The longest neck can be found on the ninety. She has a little orange in her hair along with her flowers set high to the back. Her nose is short and straight. 

Ten has more petals in each of her flowers. She almost has a rougher face. Either that or she is smiling. Her nose is straight. 

The final lady has only a hair flower. She has what I think is the more Roman nose of the bunch. 

What is all this talk about noses? Well, it seems the nose is one of the always of dating cameos. If I understand correctly, earlier pre-mid 1800s cameos had what people are calling a Roman nose. I think they mean the more prominent, defined nose. Through the mid-Victorian era, the latter half of the nineteenth century, the nose became straight. In the twentieth century, the nose is referred to as a button nose. From when I was little, I was told I have a button nose and that the nurses at the hospital even nicknamed me “button”. So, I am a bit put off when references to the button nose are used rather scathing in commentary on cameos. (Really, so sites are crass. See the one referencing”something my cat dragged in”.) But, anyway. The tiny, rounded noses are a twentieth century thing. 

I need to learn more about the carving lines, styles, depth and details of design to get a more personal understanding of cameos. I tend to like art Nuevo pieces when it comes to jewelry. This is a challenge for me. 

More examples 

Published in: on June 4, 2017 at 10:25 am  Leave a Comment  

Leave a Reply

Fill in your details below or click an icon to log in: Logo

You are commenting using your account. Log Out /  Change )

Twitter picture

You are commenting using your Twitter account.
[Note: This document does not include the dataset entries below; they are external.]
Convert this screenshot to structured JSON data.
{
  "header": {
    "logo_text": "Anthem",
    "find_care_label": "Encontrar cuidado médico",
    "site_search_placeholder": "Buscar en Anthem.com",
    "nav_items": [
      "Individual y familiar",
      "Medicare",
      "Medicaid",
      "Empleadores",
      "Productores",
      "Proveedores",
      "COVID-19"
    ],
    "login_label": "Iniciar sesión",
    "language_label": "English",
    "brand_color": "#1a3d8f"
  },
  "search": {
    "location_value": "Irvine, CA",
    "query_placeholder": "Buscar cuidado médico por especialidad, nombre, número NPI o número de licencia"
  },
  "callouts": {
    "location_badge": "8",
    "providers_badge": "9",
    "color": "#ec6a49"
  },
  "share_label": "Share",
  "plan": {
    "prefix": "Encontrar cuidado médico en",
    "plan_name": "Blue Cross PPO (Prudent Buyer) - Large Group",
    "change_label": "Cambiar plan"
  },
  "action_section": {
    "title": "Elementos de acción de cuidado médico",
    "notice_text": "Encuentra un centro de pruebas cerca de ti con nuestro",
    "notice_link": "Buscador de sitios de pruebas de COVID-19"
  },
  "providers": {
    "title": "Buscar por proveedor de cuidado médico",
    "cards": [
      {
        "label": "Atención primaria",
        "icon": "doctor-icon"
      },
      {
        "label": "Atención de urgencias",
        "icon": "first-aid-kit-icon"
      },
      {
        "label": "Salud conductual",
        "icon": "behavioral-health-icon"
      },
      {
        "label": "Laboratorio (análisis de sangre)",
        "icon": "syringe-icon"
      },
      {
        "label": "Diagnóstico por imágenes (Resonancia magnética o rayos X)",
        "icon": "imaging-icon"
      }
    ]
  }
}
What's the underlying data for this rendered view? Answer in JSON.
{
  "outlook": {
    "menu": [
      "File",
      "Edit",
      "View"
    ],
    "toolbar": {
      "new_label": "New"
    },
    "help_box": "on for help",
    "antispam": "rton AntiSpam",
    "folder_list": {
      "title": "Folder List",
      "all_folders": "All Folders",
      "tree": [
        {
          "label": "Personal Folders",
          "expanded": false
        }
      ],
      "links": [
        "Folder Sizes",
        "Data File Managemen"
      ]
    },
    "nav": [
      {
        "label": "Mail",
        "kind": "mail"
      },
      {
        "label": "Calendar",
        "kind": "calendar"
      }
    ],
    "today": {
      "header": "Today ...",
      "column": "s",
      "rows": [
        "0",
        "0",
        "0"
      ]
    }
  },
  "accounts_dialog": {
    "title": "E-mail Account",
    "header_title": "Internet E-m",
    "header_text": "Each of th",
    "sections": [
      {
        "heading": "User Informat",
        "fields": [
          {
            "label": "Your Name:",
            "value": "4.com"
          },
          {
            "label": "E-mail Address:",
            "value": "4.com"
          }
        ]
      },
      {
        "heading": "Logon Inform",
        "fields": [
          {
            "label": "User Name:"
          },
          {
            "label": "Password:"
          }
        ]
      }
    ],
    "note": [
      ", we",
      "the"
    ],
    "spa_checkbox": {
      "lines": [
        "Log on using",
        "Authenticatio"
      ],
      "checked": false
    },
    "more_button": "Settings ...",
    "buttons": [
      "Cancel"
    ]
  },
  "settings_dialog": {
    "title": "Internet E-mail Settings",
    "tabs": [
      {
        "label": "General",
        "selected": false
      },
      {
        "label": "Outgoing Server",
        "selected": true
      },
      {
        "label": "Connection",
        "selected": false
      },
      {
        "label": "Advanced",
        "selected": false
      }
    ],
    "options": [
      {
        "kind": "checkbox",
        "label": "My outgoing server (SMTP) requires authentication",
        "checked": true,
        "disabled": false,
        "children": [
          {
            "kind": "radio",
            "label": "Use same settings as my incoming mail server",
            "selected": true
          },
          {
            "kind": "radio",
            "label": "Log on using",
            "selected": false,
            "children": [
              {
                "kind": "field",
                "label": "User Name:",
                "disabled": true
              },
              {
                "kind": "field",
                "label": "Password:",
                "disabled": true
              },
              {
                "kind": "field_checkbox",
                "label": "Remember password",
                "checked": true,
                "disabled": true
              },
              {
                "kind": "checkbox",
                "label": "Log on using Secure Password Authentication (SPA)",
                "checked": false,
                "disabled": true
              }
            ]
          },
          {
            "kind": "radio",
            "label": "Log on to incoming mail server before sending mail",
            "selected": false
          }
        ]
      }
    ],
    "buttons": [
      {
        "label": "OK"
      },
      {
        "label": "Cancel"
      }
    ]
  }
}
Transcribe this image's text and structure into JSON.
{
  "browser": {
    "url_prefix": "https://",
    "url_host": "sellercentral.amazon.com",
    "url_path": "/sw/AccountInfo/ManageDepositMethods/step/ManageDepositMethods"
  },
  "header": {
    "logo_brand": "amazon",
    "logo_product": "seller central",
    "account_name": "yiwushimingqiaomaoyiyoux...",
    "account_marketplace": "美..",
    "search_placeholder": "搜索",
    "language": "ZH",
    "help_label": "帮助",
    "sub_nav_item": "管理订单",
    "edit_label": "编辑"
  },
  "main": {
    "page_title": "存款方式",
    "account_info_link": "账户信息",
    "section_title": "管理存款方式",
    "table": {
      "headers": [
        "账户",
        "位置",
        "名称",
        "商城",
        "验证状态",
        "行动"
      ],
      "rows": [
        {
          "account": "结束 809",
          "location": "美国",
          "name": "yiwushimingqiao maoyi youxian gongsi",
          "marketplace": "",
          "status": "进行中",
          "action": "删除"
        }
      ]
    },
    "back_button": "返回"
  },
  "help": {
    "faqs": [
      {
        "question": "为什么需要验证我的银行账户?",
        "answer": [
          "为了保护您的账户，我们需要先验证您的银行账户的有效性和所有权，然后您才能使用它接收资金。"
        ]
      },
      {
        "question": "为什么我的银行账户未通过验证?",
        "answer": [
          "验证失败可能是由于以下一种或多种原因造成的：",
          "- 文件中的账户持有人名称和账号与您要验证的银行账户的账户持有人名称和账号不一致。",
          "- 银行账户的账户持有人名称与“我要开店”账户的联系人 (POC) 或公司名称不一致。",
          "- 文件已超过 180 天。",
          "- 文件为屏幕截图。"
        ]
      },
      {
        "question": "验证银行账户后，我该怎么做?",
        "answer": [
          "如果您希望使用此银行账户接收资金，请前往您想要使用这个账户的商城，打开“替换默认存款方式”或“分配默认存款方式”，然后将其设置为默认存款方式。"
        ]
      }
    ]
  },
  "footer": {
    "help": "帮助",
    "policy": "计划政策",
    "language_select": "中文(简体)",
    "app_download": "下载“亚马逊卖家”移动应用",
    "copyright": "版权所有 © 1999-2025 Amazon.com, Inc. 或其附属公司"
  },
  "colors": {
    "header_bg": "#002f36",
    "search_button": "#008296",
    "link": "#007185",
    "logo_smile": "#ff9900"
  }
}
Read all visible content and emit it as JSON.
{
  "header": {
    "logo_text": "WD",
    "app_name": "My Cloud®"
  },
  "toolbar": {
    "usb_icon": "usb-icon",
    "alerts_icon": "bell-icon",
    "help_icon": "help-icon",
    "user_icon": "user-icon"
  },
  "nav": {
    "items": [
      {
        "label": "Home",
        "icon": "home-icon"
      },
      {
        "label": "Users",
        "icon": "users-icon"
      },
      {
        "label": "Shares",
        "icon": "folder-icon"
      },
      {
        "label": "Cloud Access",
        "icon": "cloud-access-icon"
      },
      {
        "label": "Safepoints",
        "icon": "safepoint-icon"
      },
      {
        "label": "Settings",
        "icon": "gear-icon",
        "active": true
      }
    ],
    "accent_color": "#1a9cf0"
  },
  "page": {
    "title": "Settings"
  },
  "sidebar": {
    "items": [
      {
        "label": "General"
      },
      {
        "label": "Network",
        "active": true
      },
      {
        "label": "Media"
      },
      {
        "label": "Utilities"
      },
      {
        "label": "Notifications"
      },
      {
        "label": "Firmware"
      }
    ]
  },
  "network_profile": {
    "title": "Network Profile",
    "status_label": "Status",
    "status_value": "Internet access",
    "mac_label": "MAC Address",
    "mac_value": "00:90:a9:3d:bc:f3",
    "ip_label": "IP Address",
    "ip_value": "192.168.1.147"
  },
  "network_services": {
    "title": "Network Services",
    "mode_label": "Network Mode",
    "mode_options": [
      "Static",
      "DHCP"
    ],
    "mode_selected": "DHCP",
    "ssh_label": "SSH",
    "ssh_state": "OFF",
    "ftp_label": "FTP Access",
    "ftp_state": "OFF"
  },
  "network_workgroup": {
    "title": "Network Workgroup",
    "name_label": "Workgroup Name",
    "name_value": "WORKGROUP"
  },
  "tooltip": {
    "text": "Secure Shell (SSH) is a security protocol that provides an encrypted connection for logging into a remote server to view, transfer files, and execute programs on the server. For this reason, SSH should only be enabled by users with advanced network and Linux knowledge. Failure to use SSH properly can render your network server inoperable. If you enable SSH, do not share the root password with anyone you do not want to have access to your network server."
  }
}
Log Out /  Change )

Facebook photo

You are commenting using your Facebook account. Log Out /  Change )

Connecting to %s

%d bloggers like this: